- Kidney registration fee
- Laboratory tests and other clinical tests to evaluate your medical condition of that of your kidney donor
- Fees for finding an appropriate kidney if there is no immediate donor
- The full cost of care for your kidney donor, including their health care before, during and after the procedure and any additional inpatient stays required if there are complications
- The costs for blood you need during a transfusion (hospitals typically get blood for free from a blood bank but will charge you for the first 3 pints of blood if they cannot)
Medicare Part B Pays for Doctor Costs and Transplant Drugs
Medicare Part B covers the following health care costs and services for a kidney transplant:
- All doctor’s services needed for the transplant surgery, including care before, during and after the procedure
- All doctor’s services needed for your kidney donor during their stay in the hospital
- Transplant drugs, or immunosuppressive drugs, for a limited time following your release from the hospital after the transplant
- The costs of blood needed for a transfusion, in the same way as outlined above as part of Part A coverage
How Long Does Medicare Last After a Kidney Transplant?
If you are a Medicare beneficiary suffering from End-Stage Renal Disease or kidney failure, you should keep the following information in mind regarding a kidney transplant.
- If you only became eligible for Medicare because of kidney failure, your Medicare coverage will end 36 months after your kidney transplant.
- Medicare will only cover your kidney transplant if it’s performed in a hospital that is Medicare-certified to do kidney transplants.
- Medicare will continue to cover your transplant drugs with no time limit if you were already eligible for Medicare before you were diagnosed with kidney failure.
Your Medicare coverage of immunosuppressive drugs will also continue without a time limit if you became eligible for Medicare due to age or other disability after the transplant took place or if you had private insurance that paid primary to your Part A coverage.
How Does a Kidney Transplant Cost With Medicare?
Your inpatient hospital stay for a kidney transplant will be covered by Part A, which requires a deductible of $1,484 per benefit period in 2021. After satisfying your deductible, you will not owe any coinsurance for the first 60 days of your hospital stay during that benefit period. You typically won’t need to stay in the hospital longer than 60 days for a kidney transplant if you haven’t experienced any serious complications.
Your doctor’s services and the operation itself will be covered by Part B, which requires a $203 annual deductible in 2021 followed by a 20% coinsurance payment for the remaining cost of covered care.
Here are some additional factors you may want to keep in mind regarding Medicare kidney transplant costs:

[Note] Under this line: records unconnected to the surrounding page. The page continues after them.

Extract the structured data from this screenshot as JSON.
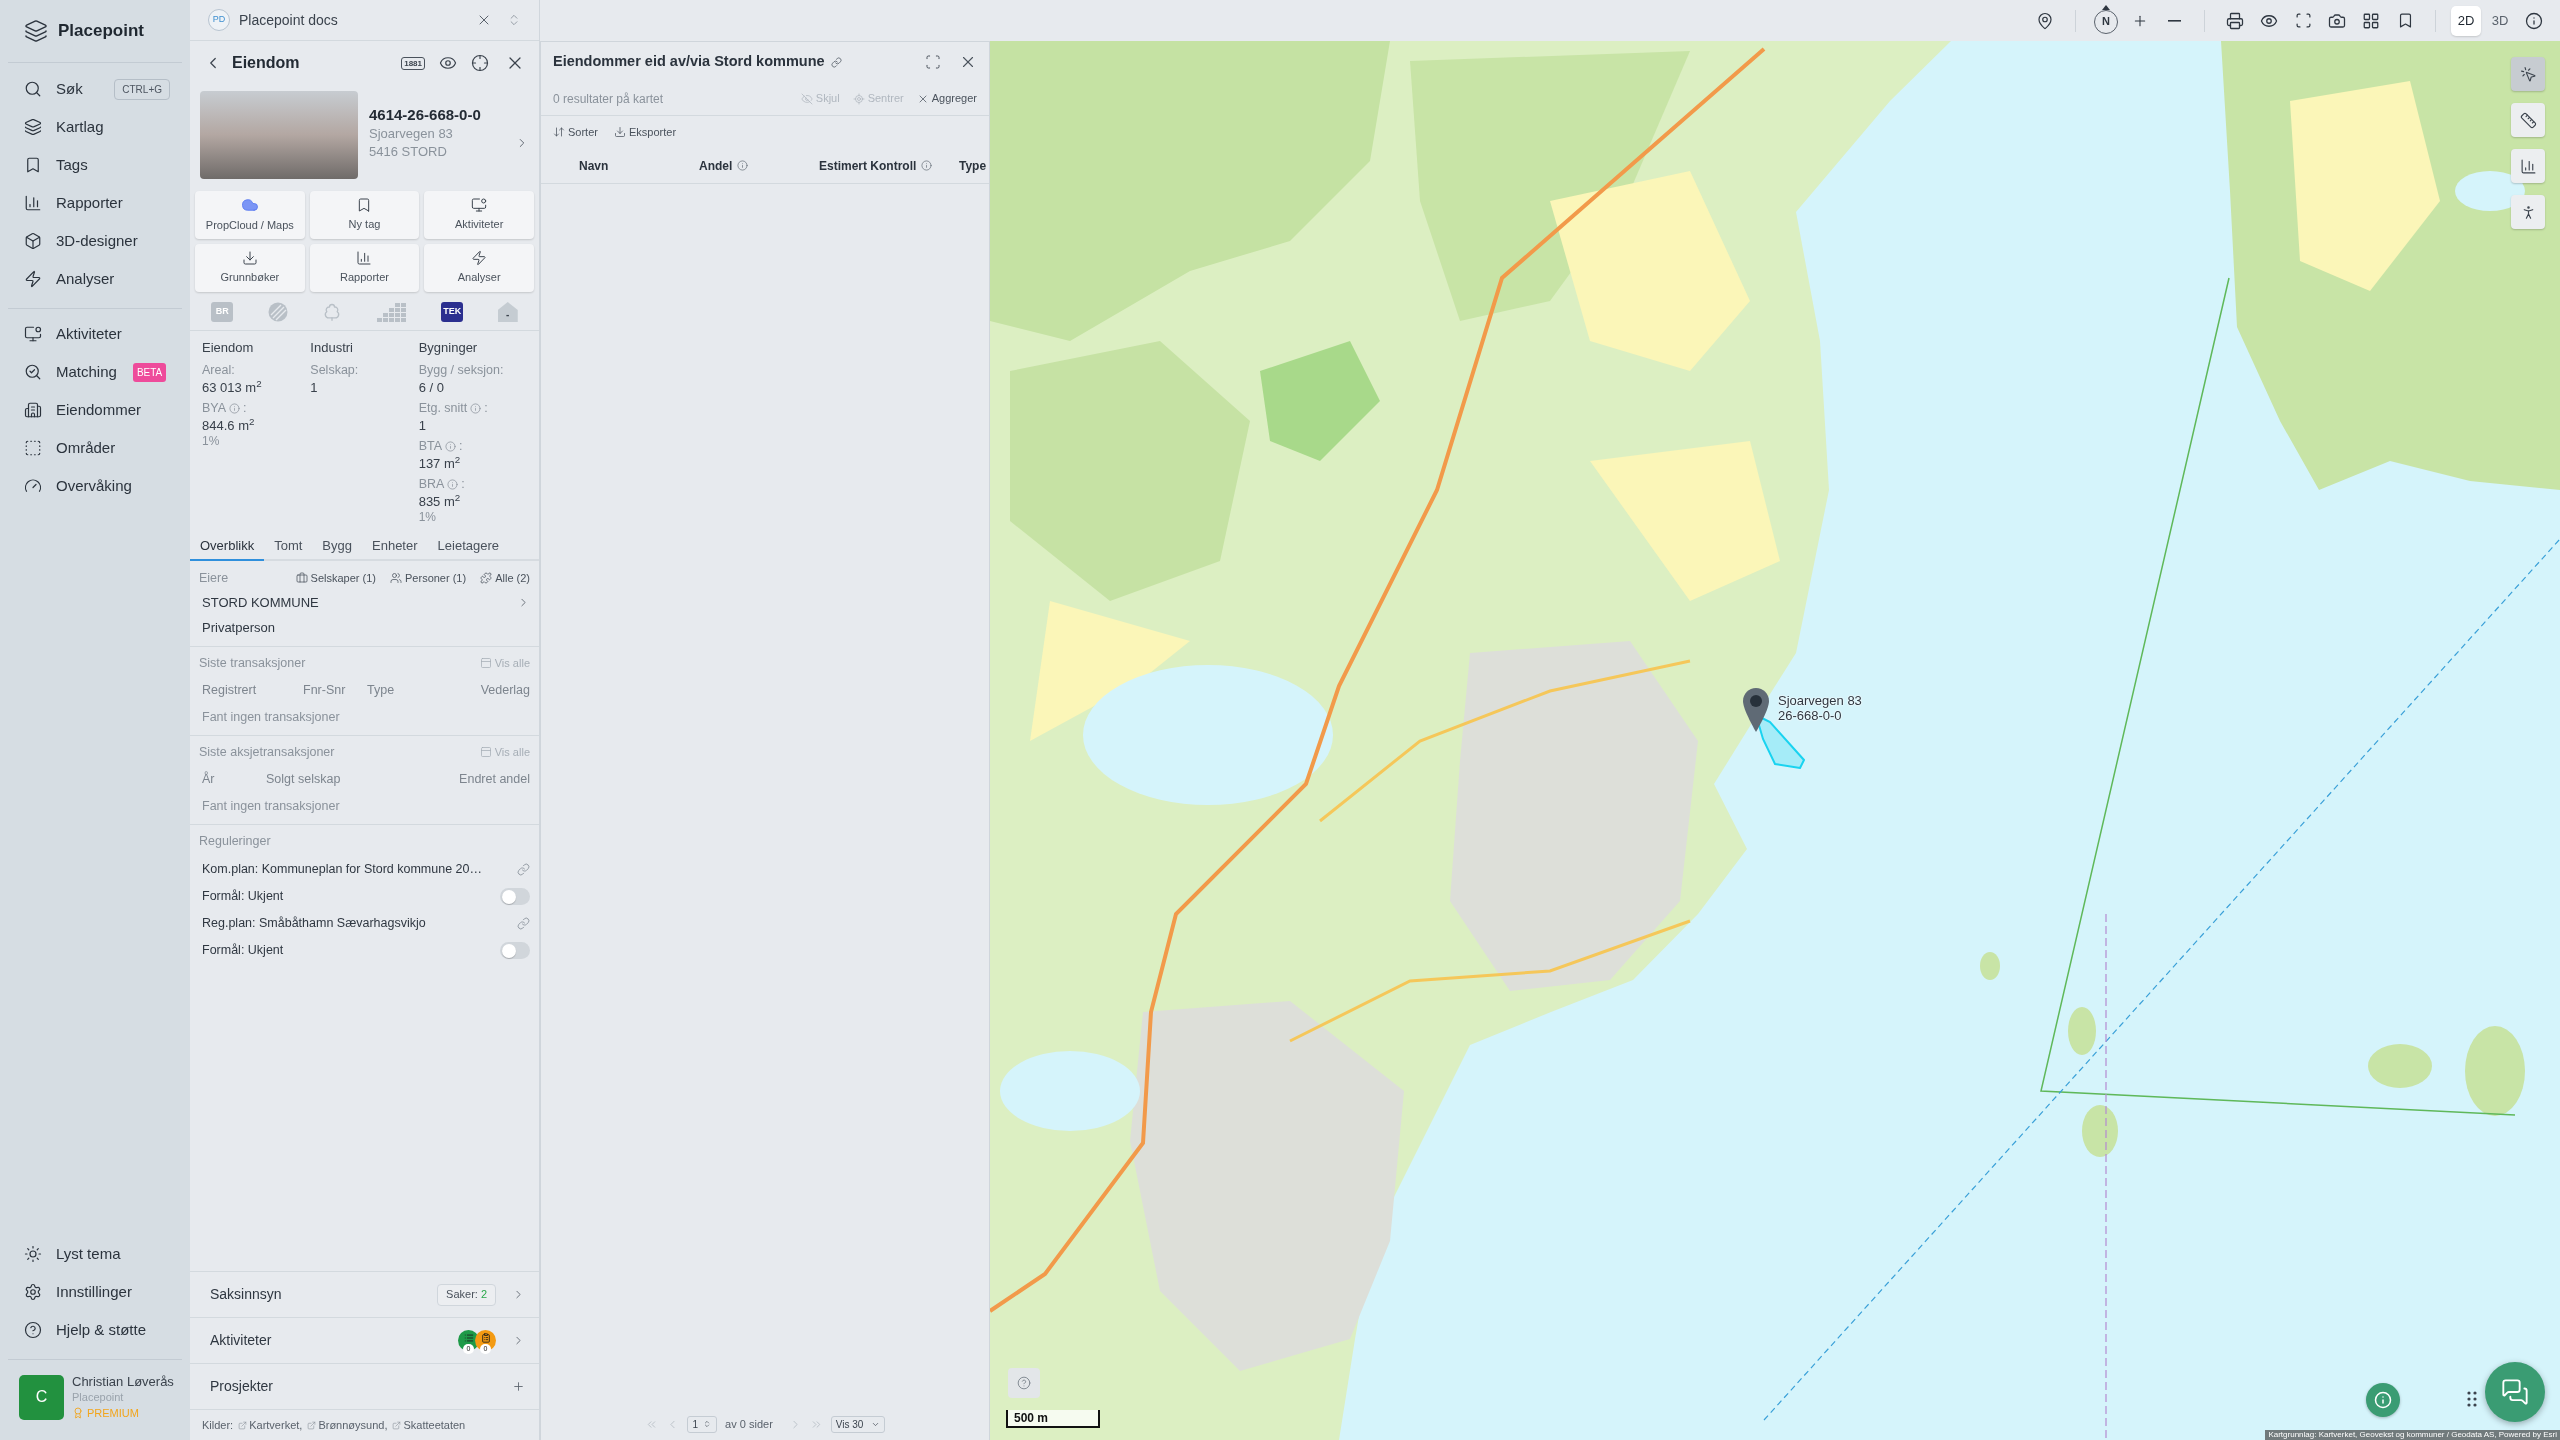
{
  "sidebar": {
    "brand": "Placepoint",
    "items": [
      {
        "label": "Søk",
        "shortcut": "CTRL+G"
      },
      {
        "label": "Kartlag"
      },
      {
        "label": "Tags"
      },
      {
        "label": "Rapporter"
      },
      {
        "label": "3D-designer"
      },
      {
        "label": "Analyser"
      }
    ],
    "items_2": [
      {
        "label": "Aktiviteter"
      },
      {
        "label": "Matching",
        "badge": "BETA"
      },
      {
        "label": "Eiendommer"
      },
      {
        "label": "Områder"
      },
      {
        "label": "Overvåking"
      }
    ],
    "footer_items": [
      {
        "label": "Lyst tema"
      },
      {
        "label": "Innstillinger"
      },
      {
        "label": "Hjelp & støtte"
      }
    ],
    "user": {
      "initial": "C",
      "name": "Christian Løverås",
      "organization": "Placepoint",
      "plan": "PREMIUM"
    }
  },
  "doc_tab": {
    "initials": "PD",
    "title": "Placepoint docs"
  },
  "property_panel": {
    "title": "Eiendom",
    "directory_badge": "1881",
    "property_id": "4614-26-668-0-0",
    "address": [
      "Sjoarvegen 83",
      "5416 STORD"
    ],
    "actions": [
      {
        "label": "PropCloud / Maps"
      },
      {
        "label": "Ny tag"
      },
      {
        "label": "Aktiviteter"
      },
      {
        "label": "Grunnbøker"
      },
      {
        "label": "Rapporter"
      },
      {
        "label": "Analyser"
      }
    ],
    "data_badges": [
      {
        "kind": "br",
        "label": "BR",
        "active": false
      },
      {
        "kind": "globe",
        "active": false
      },
      {
        "kind": "tree",
        "active": false
      },
      {
        "kind": "bars",
        "active": false
      },
      {
        "kind": "tek",
        "label": "TEK",
        "active": true
      },
      {
        "kind": "house",
        "label": "-",
        "active": false
      }
    ],
    "summary": [
      {
        "heading": "Eiendom",
        "fields": [
          {
            "label": "Areal:",
            "value": "63 013 m$^{2}$"
          },
          {
            "label": "BYA",
            "info": true,
            "label_end": ":",
            "value": "844.6 m$^{2}$",
            "share": "1%"
          }
        ]
      },
      {
        "heading": "Industri",
        "fields": [
          {
            "label": "Selskap:",
            "value": "1"
          }
        ]
      },
      {
        "heading": "Bygninger",
        "fields": [
          {
            "label": "Bygg / seksjon:",
            "value": "6 / 0"
          },
          {
            "label": "Etg. snitt",
            "info": true,
            "label_end": ":",
            "value": "1"
          },
          {
            "label": "BTA",
            "info": true,
            "label_end": ":",
            "value": "137 m$^{2}$"
          },
          {
            "label": "BRA",
            "info": true,
            "label_end": ":",
            "value": "835 m$^{2}$",
            "share": "1%"
          }
        ]
      }
    ],
    "tabs": [
      {
        "label": "Overblikk",
        "selected": true
      },
      {
        "label": "Tomt",
        "selected": false
      },
      {
        "label": "Bygg",
        "selected": false
      },
      {
        "label": "Enheter",
        "selected": false
      },
      {
        "label": "Leietagere",
        "selected": false
      }
    ],
    "owners": {
      "title": "Eiere",
      "filters": [
        {
          "label": "Selskaper (1)"
        },
        {
          "label": "Personer (1)"
        },
        {
          "label": "Alle (2)"
        }
      ],
      "rows": [
        {
          "name": "STORD KOMMUNE",
          "expandable": true
        },
        {
          "name": "Privatperson",
          "expandable": false
        }
      ]
    },
    "transactions": {
      "title": "Siste transaksjoner",
      "action": "Vis alle",
      "columns": [
        "Registrert",
        "Fnr-Snr",
        "Type",
        "Vederlag"
      ],
      "empty": "Fant ingen transaksjoner"
    },
    "share_transactions": {
      "title": "Siste aksjetransaksjoner",
      "action": "Vis alle",
      "columns": [
        "År",
        "Solgt selskap",
        "Endret andel"
      ],
      "empty": "Fant ingen transaksjoner"
    },
    "regulations": {
      "title": "Reguleringer",
      "items": [
        {
          "kind": "link",
          "text": "Kom.plan: Kommuneplan for Stord kommune 20…"
        },
        {
          "kind": "toggle",
          "text": "Formål: Ukjent",
          "on": false
        },
        {
          "kind": "link",
          "text": "Reg.plan: Småbåthamn Sævarhagsvikjo"
        },
        {
          "kind": "toggle",
          "text": "Formål: Ukjent",
          "on": false
        }
      ]
    },
    "sections": [
      {
        "kind": "cases",
        "title": "Saksinnsyn",
        "badge_label": "Saker:",
        "badge_value": "2"
      },
      {
        "kind": "activities",
        "title": "Aktiviteter",
        "counts": [
          {
            "value": "0",
            "color": "#1e9a48"
          },
          {
            "value": "0",
            "color": "#f39a12"
          }
        ]
      },
      {
        "kind": "add",
        "title": "Prosjekter"
      }
    ],
    "sources_footer": {
      "label": "Kilder:",
      "links": [
        "Kartverket,",
        "Brønnøysund,",
        "Skatteetaten"
      ]
    }
  },
  "results_panel": {
    "title": "Eiendommer eid av/via Stord kommune",
    "result_count": "0 resultater på kartet",
    "actions": [
      {
        "label": "Skjul",
        "disabled": true
      },
      {
        "label": "Sentrer",
        "disabled": true
      },
      {
        "label": "Aggreger",
        "disabled": false
      }
    ],
    "tools": [
      {
        "label": "Sorter"
      },
      {
        "label": "Eksporter"
      }
    ],
    "columns": [
      {
        "label": "Navn"
      },
      {
        "label": "Andel",
        "info": true
      },
      {
        "label": "Estimert Kontroll",
        "info": true
      },
      {
        "label": "Type"
      }
    ],
    "pagination": {
      "page": "1",
      "of_pages": "av 0 sider",
      "per_page": "Vis 30",
      "nav_disabled": true
    }
  },
  "map": {
    "compass": "N",
    "view_modes": [
      {
        "label": "2D",
        "selected": true
      },
      {
        "label": "3D",
        "selected": false
      }
    ],
    "side_tools": [
      {
        "selected": true
      },
      {
        "selected": false
      },
      {
        "selected": false
      },
      {
        "selected": false
      }
    ],
    "marker": {
      "title": "Sjoarvegen 83",
      "subtitle": "26-668-0-0"
    },
    "scale": "500 m",
    "attribution": "Kartgrunnlag: Kartverket, Geovekst og kommuner / Geodata AS, Powered by Esri"
  }
}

- You will not owe anything for Medicare-approved laboratory tests.
- If your hospital is not able to get blood for free from a blood bank, the first three pints of blood needed for a transfusion are not covered by Medicare and you will need to pay the hospital for those costs. All Medicare Supplement (Medigap) plans include full or partial coverage for the costs of those first three pints of blood.
- Your kidney donor will not owe a Medicare deductible, coinsurance, copayments or any other Medicare costs for their hospital stay for the donation process.
- If a doctor or other health care provider does not accept Medicare assignment, they may charge you up to 15% more than the Medicare-approved amount for their service. These are called Medicare excess charges. Some Medicare Supplement plans also cover these costs.
- If you are enrolled in a Medicare Advantage plan, your coverage services will be the same as they would be for Medicare Part A and Part B, but the amount you owe for deductibles and coinsurance or copayments may be different according to your plan’s terms. While Original Medicare doesn’t include an out-of-pocket spending limit, Medicare Advantage plans are required to have an annual spending limit. This could potentially help you save money, depending on the total out-of-pocket costs of your kidney transplant.
To ask any specific questions about Medicare coverage of kidney transplants, you can call 1-800-MEDICARE (1-800-633-4227). Contact your plan carrier directly if you are enrolled in a Medicare Advantage plan.